Carrie Estelle Betzold Doheny was born in Philadelphia in 1875. After high school, she worked as a telephone operator at the Petroleum Exchange Center until her marriage to oil tycoon Edward Laurence Doheny in 1900. Although overshadowed by her husband’s … Continue reading
Miniature book collecting is an occupation that can quickly take over your life. Miniature books cover a great range of time periods, geographical regions, and subjects. To restrain my collecting impulses, I only collect non-dollhouse miniature books if they fall into … Continue reading
It can be difficult to define exactly what it means to be a book collector or what kind of activity counts as collecting. Traditional definitions of book collecting have often neglected or even specifically excluded women. Therefore, I’m particularly interested in descriptions … Continue reading

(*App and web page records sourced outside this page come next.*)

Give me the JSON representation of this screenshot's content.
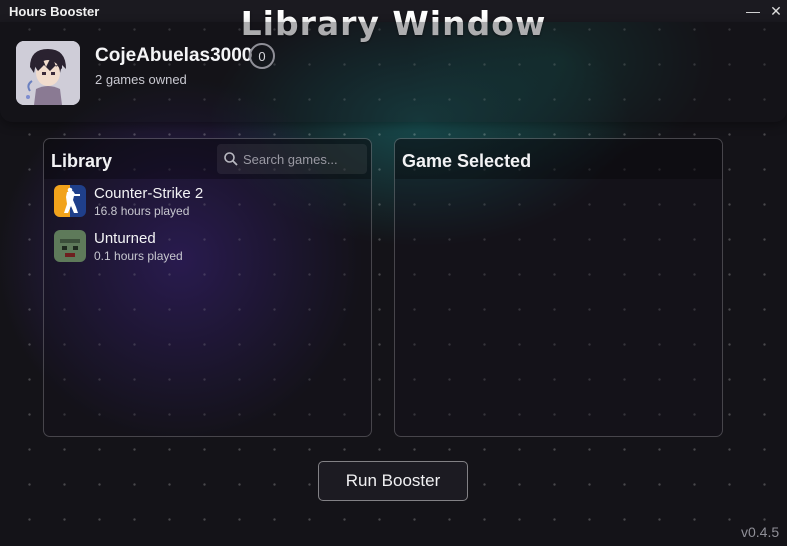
{
  "window": {
    "app_title": "Hours Booster",
    "window_label": "Library Window",
    "minimize_glyph": "—",
    "close_glyph": "✕"
  },
  "profile": {
    "username": "CojeAbuelas3000",
    "level": "0",
    "games_owned": "2 games owned"
  },
  "library": {
    "title": "Library",
    "search_placeholder": "Search games...",
    "games": [
      {
        "name": "Counter-Strike 2",
        "hours": "16.8 hours played",
        "icon": "counter-strike-2-icon"
      },
      {
        "name": "Unturned",
        "hours": "0.1 hours played",
        "icon": "unturned-icon"
      }
    ]
  },
  "selected": {
    "title": "Game Selected"
  },
  "actions": {
    "run_label": "Run Booster"
  },
  "footer": {
    "version": "v0.4.5"
  },
  "colors": {
    "background": "#141318",
    "accent_purple": "#46289a",
    "accent_teal": "#197878",
    "cs2_icon_orange": "#f2a31b",
    "cs2_icon_blue": "#1f3f8a",
    "unturned_green": "#5e7a5a"
  }
}
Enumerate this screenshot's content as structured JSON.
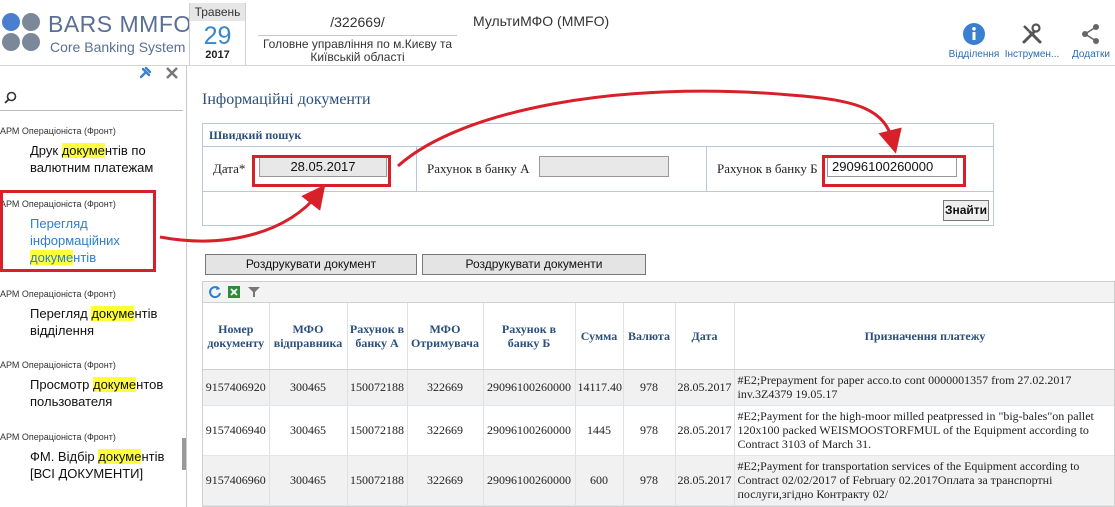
{
  "app": {
    "logo_title": "BARS MMFO",
    "logo_subtitle": "Core Banking System",
    "logo_colors": [
      "#5b6f94",
      "#4a90d9",
      "#7a8899"
    ],
    "date": {
      "month": "Травень",
      "day": "29",
      "year": "2017"
    },
    "mfo_code": "/322669/",
    "mfo_name": "Головне управління по м.Києву та Київській області",
    "title": "МультиМФО (MMFO)",
    "toolbar": [
      {
        "icon": "info-icon",
        "label": "Відділення"
      },
      {
        "icon": "tools-icon",
        "label": "Інструмен..."
      },
      {
        "icon": "share-icon",
        "label": "Додатки"
      }
    ]
  },
  "sidebar": {
    "items": [
      {
        "category": "АРМ Операціоніста (Фронт)",
        "label_parts": [
          "Друк ",
          "докуме",
          "нтів по валютним платежам"
        ],
        "active": false
      },
      {
        "category": "АРМ Операціоніста (Фронт)",
        "label_parts": [
          "Перегляд інформаційних ",
          "докуме",
          "нтів"
        ],
        "active": true
      },
      {
        "category": "АРМ Операціоніста (Фронт)",
        "label_parts": [
          "Перегляд ",
          "докуме",
          "нтів відділення"
        ],
        "active": false
      },
      {
        "category": "АРМ Операціоніста (Фронт)",
        "label_parts": [
          "Просмотр ",
          "докуме",
          "нтов пользователя"
        ],
        "active": false
      },
      {
        "category": "АРМ Операціоніста (Фронт)",
        "label_parts": [
          "ФМ. Відбір ",
          "докуме",
          "нтів [ВСІ ДОКУМЕНТИ]"
        ],
        "active": false
      }
    ]
  },
  "main": {
    "page_title": "Інформаційні документи",
    "quick_search": {
      "title": "Швидкий пошук",
      "date_label": "Дата*",
      "date_value": "28.05.2017",
      "account_a_label": "Рахунок в банку А",
      "account_a_value": "",
      "account_b_label": "Рахунок в банку Б",
      "account_b_value": "29096100260000",
      "find_button": "Знайти"
    },
    "print_document_button": "Роздрукувати документ",
    "print_documents_button": "Роздрукувати документи",
    "table": {
      "headers": [
        "Номер документу",
        "МФО відправника",
        "Рахунок в банку А",
        "МФО Отримувача",
        "Рахунок в банку Б",
        "Сумма",
        "Валюта",
        "Дата",
        "Призначення платежу"
      ],
      "rows": [
        [
          "9157406920",
          "300465",
          "150072188",
          "322669",
          "29096100260000",
          "14117.40",
          "978",
          "28.05.2017",
          "#E2;Prepayment for paper acco.to cont 0000001357 from 27.02.2017 inv.3Z4379 19.05.17"
        ],
        [
          "9157406940",
          "300465",
          "150072188",
          "322669",
          "29096100260000",
          "1445",
          "978",
          "28.05.2017",
          "#E2;Payment for the high-moor milled peatpressed in \"big-bales\"on pallet 120x100 packed WEISMOOSTORFMUL of the Equipment according to Contract 3103 of March 31."
        ],
        [
          "9157406960",
          "300465",
          "150072188",
          "322669",
          "29096100260000",
          "600",
          "978",
          "28.05.2017",
          "#E2;Payment for transportation services of the Equipment according to Contract 02/02/2017 of February 02.2017Оплата за транспортні послуги,згідно Контракту 02/"
        ]
      ]
    }
  },
  "annotation_color": "#d8202a"
}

One of the difficulties of looking for women book collectors is that they are not always identified as such. One can search for variations on “women book collectors,” “lady bibliophiles,” and so on, but this approach is hardly comprehensive. Skimming … Continue reading